What you need to know
- Princeton researchers wanted to know if 2FA is secure using SMS as a factor.
- Researchers called carriers trying to transfer (steal) accounts to new SIM cards.
- Major carriers made it easy to steal prepaid accounts, confirming that SMS is not a secure 2FA method.
Researchers at Princeton University were questioning whether SMS text messaging is a secure authentication method to use as one factor in a two-factor authentication (2FA) setup. The answer turned out to be a resounding no, especially as the team started to attack prepaid plans on the largest mobile carriers.
If an attacker can gain control of a phone number by switching a victim's account to the attacker's SIM card, the attacker can then hijack the verification process that uses SMS by receiving the authenticating text messages instead of the victim. In ten out of ten attempts to steal numbers from prepaid customers on AT&T, Verizon, and T-Mobile, researchers were able to transfer the account to their own SIM card. Attempts on Tracfone and US Mobile were less successful, but those carriers were not completely secure.
In some instances, researchers called trying to steal a user's identity and the customer service representative guided them to the correct identity verification answers, or simply gave the attacker access even after they had guessed incorrectly. The researchers found vast inconsistency, occasional failures to verify identity altogether, and generally enough weakness in the security policies to recommend avoiding SMS as a password authentication method altogether. Since the study was revealed to carriers last year, T-Mobile has said it has updated its verification methods to be avoid less secure checks.

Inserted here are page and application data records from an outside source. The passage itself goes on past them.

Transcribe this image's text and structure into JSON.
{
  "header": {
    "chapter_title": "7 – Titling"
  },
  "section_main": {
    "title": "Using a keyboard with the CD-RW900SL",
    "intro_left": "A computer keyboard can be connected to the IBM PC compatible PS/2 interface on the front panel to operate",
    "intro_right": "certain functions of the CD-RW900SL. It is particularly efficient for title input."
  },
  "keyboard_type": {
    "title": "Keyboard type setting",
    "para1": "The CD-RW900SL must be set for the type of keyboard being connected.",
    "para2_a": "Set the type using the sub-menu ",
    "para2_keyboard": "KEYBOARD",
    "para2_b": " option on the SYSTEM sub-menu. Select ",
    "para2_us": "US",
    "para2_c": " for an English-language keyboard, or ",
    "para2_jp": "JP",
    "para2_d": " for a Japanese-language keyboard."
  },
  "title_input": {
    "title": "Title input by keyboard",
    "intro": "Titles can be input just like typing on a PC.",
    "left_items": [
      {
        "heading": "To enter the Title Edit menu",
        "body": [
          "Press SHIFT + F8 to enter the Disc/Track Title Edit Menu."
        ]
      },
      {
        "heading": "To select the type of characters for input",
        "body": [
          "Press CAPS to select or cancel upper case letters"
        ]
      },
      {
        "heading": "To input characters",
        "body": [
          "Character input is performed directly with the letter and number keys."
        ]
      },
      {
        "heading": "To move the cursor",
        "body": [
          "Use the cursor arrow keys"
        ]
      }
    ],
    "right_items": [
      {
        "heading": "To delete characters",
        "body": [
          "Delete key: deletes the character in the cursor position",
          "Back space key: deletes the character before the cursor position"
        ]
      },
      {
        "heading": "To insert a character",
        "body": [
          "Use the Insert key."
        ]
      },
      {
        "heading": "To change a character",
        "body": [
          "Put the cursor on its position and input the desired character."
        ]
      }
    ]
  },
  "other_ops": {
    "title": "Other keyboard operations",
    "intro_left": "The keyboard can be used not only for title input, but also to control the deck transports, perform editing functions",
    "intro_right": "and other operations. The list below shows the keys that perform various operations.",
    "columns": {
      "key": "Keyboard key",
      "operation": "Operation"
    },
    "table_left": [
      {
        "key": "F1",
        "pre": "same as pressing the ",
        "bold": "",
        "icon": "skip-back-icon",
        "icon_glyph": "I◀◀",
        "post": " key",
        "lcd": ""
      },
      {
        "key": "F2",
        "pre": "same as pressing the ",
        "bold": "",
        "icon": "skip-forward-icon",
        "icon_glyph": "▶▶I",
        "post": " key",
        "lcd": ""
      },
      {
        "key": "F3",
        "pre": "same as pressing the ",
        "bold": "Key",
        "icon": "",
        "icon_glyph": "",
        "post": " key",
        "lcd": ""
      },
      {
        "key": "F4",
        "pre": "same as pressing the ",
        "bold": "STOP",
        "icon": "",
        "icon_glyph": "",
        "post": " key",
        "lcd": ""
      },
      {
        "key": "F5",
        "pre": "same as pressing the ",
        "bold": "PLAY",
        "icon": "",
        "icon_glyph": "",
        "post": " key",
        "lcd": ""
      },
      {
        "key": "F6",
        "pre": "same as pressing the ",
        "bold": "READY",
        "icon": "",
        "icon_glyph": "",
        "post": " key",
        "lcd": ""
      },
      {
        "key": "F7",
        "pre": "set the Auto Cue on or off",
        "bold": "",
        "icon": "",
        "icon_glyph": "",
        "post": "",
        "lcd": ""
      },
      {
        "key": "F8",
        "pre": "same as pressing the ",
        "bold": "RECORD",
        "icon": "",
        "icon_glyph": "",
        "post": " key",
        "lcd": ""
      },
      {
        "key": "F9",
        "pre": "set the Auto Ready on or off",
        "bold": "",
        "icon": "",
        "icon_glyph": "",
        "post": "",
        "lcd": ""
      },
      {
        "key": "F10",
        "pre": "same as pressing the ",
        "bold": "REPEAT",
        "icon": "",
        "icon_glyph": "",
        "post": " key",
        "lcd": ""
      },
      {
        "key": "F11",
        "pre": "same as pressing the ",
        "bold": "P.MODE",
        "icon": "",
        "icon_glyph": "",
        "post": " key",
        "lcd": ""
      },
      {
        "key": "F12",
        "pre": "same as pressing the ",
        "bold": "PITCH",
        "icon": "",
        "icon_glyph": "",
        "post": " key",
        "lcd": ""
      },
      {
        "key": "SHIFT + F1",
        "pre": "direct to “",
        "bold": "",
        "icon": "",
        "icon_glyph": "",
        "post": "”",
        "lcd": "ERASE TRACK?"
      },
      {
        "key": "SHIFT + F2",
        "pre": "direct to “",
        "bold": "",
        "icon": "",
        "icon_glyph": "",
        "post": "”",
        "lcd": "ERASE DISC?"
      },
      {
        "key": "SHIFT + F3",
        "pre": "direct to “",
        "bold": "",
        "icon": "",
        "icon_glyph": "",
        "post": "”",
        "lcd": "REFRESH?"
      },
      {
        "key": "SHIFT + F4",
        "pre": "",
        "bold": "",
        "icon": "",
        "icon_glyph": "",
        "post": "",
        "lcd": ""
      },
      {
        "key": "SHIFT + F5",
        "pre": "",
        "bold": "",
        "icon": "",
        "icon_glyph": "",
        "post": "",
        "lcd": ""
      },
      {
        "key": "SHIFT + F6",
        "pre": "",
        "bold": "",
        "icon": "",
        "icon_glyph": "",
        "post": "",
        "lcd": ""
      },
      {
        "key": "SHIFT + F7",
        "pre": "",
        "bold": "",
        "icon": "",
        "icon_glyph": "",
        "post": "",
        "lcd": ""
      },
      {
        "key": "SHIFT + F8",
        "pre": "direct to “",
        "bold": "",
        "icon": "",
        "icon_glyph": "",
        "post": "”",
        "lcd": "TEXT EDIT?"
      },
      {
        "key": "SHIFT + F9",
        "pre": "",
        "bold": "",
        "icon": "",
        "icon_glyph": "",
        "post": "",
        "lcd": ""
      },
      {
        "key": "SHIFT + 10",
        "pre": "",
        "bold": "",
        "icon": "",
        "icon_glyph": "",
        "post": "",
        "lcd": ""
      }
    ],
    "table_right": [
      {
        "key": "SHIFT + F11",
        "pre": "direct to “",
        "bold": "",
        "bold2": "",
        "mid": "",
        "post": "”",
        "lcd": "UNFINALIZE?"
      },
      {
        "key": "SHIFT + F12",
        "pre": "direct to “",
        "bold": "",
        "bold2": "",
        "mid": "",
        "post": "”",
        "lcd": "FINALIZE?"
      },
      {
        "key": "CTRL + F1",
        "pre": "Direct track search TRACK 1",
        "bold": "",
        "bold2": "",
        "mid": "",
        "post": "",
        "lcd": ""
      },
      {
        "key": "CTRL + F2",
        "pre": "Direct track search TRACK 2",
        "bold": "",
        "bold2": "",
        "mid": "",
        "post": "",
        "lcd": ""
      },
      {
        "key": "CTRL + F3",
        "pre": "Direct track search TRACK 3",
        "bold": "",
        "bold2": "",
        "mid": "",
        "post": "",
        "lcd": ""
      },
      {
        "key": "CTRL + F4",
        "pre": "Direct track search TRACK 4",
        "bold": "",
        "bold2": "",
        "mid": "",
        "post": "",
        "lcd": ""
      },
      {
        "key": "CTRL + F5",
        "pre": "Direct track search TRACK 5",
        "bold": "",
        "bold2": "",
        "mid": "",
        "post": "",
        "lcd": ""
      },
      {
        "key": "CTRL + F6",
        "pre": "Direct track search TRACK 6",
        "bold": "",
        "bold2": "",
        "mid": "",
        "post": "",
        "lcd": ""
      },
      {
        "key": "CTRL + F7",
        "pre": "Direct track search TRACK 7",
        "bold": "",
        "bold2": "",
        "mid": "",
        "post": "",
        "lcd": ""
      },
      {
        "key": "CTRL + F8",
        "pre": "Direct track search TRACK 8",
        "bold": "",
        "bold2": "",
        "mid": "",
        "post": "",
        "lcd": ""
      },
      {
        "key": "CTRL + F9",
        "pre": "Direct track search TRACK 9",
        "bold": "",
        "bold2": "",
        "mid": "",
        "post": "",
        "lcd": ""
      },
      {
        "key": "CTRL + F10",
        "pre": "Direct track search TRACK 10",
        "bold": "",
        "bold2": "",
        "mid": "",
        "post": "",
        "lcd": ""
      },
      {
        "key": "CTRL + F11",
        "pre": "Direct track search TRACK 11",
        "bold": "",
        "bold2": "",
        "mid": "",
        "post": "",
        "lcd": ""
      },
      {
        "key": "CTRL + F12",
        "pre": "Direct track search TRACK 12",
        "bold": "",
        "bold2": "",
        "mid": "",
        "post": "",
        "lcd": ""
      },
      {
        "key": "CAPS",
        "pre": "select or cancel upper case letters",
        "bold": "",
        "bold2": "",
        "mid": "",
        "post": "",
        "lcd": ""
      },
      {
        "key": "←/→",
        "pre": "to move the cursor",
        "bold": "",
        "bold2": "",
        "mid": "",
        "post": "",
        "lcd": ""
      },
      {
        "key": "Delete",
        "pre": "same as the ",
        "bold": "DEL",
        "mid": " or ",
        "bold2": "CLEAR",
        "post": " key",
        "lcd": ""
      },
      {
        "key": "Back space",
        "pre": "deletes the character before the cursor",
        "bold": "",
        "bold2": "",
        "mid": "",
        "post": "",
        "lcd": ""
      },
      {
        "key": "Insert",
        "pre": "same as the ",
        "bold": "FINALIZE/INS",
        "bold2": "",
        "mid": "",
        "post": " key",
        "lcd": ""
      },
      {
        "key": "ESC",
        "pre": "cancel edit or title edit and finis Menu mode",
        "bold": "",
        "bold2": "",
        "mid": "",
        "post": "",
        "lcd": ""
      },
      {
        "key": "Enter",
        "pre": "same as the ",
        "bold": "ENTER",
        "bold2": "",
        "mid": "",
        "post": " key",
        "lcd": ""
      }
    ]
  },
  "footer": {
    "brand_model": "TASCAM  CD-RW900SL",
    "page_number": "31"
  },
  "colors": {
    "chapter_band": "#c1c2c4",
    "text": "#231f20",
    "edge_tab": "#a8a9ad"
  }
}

The report suggests carriers abandon all of the lousy, insecure methods currently in use and switch to secure methods like an account password/PIN, or at least a one-time code sent directly to the user via SMS or email. Many of the current forms of identification like street address, date of birth, and some credit card information can be found through public record searches. Identifying info, such as the date of the victim's last payment or the phone numbers of recent callers, can be manipulated or spoofed to fool representatives. Websites are also recommended to cease using SMS as part of a multi-factor authentication scheme.
We may earn a commission for purchases using our links. Learn more.
It's time to stop using SMS for two-factor authentication
Not all 2FA is equal. Using SMS to get a code might not be "better than nothing" after all.
Fresh Surface Duo renders are here, reportedly coming to AT&T
Microsoft hasn't exactly been camera shy with the Surface Duo, but a new set of renders have leaked that offer an even closer look at the device. Alongside the leaked images, the leaker says Duo will be headed to AT&T in the U.S.
24 hours with the Galaxy Note 20 Ultra: Big, beautiful, and backwards
It's still too early to give any conclusive thoughts on the Galaxy Note 20 Ultra, but Samsung's latest flagship is already proving to be a tremendous phone in more ways than one.
Grab a case that comes from the same place as your Note 20
Now that the Galaxy Note 20 and Note 20 Ultra have arrived, the first thing you'll want to do is pick up a proper case. But instead of waiting around for third-party retailers to make their cases available, why not grab one from Samsung alongside your Note 20, giving you the whole package right at your doorstep?